I regret my agitation in dealing with successful bureaucrats. At a coffee shop, a bureaucrat smugly informed me that her bureaucracy had nothing to do with me and so I should be silent about the bureaucracy's evictions, property seizing, and document-shredding practices. "Your bureaucracy," I said, "should be rubbed out." I'd been reading a biography of Theodore Roethke and enjoying the poet's manic obsession with the Mafia. At the time, although I enjoyed the ridiculousness of the phrase "rubbed out," I also meant it. If I had a bulldozer, or wrecking ball, or something big enough to knock over the bureaucracy, I'd have used it. MATT BRIGGS
I regret starting but not finishing a stack of fan letters to other writers for their amazing work: Jonathan Raban, John Marshall, Ann Pancake, and Brian Culhane. And I wish I'd gotten to a Subtext reading in their new home. FRANCES McCUE

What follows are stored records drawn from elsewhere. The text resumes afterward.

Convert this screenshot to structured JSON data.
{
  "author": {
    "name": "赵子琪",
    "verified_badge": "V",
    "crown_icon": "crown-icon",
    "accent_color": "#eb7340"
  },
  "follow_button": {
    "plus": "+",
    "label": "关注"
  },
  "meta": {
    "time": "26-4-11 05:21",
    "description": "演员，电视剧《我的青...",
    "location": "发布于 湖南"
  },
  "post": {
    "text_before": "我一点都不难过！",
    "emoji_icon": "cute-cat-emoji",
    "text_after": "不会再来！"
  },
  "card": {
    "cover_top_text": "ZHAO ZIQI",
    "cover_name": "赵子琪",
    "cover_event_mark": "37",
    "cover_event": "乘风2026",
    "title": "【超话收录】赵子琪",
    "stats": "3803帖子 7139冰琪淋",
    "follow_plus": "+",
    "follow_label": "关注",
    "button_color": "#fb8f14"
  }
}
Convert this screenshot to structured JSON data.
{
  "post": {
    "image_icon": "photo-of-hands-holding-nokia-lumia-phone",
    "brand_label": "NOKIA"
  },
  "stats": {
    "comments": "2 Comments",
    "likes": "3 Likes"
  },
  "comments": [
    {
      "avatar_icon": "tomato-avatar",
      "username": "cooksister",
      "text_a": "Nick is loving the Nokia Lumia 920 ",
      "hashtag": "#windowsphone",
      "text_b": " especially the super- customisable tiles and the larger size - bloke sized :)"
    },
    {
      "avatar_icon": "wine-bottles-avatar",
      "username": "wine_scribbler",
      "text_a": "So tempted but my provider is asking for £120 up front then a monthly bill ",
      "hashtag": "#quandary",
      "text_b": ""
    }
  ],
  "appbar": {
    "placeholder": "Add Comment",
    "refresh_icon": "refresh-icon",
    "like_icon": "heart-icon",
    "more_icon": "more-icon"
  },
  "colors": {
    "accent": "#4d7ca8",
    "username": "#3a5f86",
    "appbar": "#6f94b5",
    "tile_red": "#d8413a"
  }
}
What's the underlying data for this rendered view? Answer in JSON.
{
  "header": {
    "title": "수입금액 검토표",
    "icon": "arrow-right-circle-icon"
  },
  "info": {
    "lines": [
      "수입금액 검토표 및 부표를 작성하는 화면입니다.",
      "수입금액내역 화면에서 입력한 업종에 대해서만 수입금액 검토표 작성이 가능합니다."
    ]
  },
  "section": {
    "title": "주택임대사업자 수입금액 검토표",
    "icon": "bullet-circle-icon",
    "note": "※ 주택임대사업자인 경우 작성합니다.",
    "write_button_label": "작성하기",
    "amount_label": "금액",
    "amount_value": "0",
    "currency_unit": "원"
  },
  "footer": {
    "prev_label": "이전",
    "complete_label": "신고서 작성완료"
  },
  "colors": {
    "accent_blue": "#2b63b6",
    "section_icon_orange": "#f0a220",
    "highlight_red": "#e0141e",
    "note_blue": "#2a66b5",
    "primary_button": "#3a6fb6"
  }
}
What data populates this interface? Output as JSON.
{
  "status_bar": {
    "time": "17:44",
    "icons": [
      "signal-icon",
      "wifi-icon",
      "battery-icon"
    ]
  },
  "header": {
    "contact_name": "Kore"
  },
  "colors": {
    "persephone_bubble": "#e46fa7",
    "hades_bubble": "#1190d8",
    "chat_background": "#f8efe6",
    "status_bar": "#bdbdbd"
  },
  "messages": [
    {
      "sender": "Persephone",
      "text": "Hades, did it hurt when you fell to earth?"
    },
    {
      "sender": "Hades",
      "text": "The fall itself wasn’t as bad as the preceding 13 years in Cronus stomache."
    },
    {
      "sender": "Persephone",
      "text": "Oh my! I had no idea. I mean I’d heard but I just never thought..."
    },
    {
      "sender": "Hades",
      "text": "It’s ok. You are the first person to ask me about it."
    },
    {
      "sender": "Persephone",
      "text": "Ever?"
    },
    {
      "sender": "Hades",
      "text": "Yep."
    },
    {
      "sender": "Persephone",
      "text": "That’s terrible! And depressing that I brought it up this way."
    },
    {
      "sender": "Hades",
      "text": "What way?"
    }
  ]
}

I regret that I went to Bodies: The Exhibition twice. The first time was fun, like a fifth-grade field trip. I went with my friend from massage school. We identified muscles. We made jokes about the stupid poses of the plasticized people (we called them "mannequins"). In short, we ignored any messy emotional conflicts, like where the bodies came from. But before my return visit to Bodies I read Stiff by Mary Roach, which includes chapters on the seedy history of grave digging, stolen bodies, and traveling cadaver shows. The book ruined my sense of detachment. Lucky thing I got my second ticket free, because I was sick to my stomach the moment I looked at the first pickled-ginger-colored biceps. The crowds were cloying. The bodies haunted me, especially the female cadaver cut sagittally so that her hands looked like lobster claws. I had to bypass the room of dead fetuses, and most of the rest of the pseudoeducational freak show. Weeks later, it seemed fitting that some other visitor to Bodies pocketed a plasticized kidney; I'm sure it was insured for more money than the person whose stolen body it was extracted from ever touched. TRISHA READY
I regret not seizing the moment when I had the chance. I don't mean the time I threw the beer on the editor, I don't regret that. I mean, I'm not sure I would do it again, but the odds are good. I mean the other moment. Not when I kissed the Indian girl on the cheek. That was good. I suppose I could have gone in for more, but she had a boyfriend, she had just told me, and her mother liked him. And she spent her life trying to please her mother. And I certainly don't regret going on the Sex Workers Art Show tour or editing an anthology of political fiction, or letting so many relationships just fall apart and blow away like toothpicks in a wheat field. I don't have regrets there. I mean the other times. I regret the moments I failed to show up, made a phone call instead of coming over, and left early. I regret the moments I don't remember. STEPHEN ELLIOTT